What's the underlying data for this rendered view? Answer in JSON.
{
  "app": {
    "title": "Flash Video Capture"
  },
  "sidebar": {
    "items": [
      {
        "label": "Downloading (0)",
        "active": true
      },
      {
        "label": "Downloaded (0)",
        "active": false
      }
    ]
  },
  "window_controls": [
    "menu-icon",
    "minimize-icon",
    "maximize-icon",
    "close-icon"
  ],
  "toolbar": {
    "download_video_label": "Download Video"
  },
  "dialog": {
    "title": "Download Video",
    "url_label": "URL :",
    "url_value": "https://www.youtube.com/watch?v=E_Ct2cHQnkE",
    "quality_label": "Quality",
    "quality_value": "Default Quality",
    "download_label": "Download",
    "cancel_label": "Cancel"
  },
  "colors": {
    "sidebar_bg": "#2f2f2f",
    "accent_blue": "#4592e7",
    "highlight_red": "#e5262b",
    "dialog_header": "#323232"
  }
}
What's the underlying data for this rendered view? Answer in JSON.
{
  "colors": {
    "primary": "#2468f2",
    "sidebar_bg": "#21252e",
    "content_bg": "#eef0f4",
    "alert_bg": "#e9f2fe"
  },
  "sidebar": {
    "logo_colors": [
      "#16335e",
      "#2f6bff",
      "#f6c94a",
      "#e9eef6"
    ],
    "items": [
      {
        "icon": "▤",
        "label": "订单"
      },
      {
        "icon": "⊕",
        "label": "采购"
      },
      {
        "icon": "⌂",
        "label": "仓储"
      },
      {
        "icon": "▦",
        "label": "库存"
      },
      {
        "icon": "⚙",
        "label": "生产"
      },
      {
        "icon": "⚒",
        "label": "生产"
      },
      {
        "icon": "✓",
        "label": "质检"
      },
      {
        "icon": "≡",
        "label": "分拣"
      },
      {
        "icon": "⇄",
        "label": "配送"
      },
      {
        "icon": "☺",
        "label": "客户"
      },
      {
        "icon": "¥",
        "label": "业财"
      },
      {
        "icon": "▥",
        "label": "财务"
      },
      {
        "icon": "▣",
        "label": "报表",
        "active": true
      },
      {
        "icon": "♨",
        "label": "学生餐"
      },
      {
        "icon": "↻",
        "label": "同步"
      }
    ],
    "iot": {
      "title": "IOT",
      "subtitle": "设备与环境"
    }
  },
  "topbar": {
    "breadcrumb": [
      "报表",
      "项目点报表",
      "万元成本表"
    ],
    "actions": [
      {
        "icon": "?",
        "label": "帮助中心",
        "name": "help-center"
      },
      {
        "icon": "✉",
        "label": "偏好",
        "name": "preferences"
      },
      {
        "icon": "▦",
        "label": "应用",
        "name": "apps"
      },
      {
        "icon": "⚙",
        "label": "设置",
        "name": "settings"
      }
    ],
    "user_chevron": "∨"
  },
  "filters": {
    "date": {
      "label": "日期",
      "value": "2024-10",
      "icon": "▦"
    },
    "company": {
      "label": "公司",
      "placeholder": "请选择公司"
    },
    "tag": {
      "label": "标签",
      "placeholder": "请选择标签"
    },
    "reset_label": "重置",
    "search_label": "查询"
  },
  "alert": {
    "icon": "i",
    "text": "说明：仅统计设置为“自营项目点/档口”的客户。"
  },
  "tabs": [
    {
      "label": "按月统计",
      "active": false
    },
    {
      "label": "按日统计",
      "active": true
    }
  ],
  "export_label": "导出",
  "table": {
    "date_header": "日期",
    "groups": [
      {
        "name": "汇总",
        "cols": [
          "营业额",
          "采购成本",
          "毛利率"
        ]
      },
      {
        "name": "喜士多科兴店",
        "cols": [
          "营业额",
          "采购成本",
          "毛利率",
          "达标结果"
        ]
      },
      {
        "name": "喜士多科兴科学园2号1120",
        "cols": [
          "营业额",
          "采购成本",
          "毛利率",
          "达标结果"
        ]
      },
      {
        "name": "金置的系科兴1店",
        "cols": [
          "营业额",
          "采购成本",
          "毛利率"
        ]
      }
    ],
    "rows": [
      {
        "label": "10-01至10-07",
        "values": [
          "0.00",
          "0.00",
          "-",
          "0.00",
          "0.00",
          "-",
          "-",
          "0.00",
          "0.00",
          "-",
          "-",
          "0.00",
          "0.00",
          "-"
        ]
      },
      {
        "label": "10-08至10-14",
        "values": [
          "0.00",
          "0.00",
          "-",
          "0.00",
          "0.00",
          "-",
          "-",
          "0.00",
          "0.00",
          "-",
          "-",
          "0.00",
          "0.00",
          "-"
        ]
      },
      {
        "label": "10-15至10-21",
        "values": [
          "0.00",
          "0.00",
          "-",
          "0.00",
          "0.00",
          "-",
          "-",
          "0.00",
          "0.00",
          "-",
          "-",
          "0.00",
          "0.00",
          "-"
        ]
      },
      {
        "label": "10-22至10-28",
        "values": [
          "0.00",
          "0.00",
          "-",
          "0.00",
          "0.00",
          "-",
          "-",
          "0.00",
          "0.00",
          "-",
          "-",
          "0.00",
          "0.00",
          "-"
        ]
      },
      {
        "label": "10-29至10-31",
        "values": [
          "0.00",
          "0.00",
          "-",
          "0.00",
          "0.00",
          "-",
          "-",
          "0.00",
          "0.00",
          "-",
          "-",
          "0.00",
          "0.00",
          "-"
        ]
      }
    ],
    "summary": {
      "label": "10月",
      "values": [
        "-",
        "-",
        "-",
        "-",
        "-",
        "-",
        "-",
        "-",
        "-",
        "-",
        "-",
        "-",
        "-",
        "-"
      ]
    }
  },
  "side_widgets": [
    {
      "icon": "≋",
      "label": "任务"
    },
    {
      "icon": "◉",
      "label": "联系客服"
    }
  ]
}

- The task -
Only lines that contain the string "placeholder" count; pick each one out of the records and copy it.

- The answer -
      "placeholder": "请选择公司"
      "placeholder": "请选择标签"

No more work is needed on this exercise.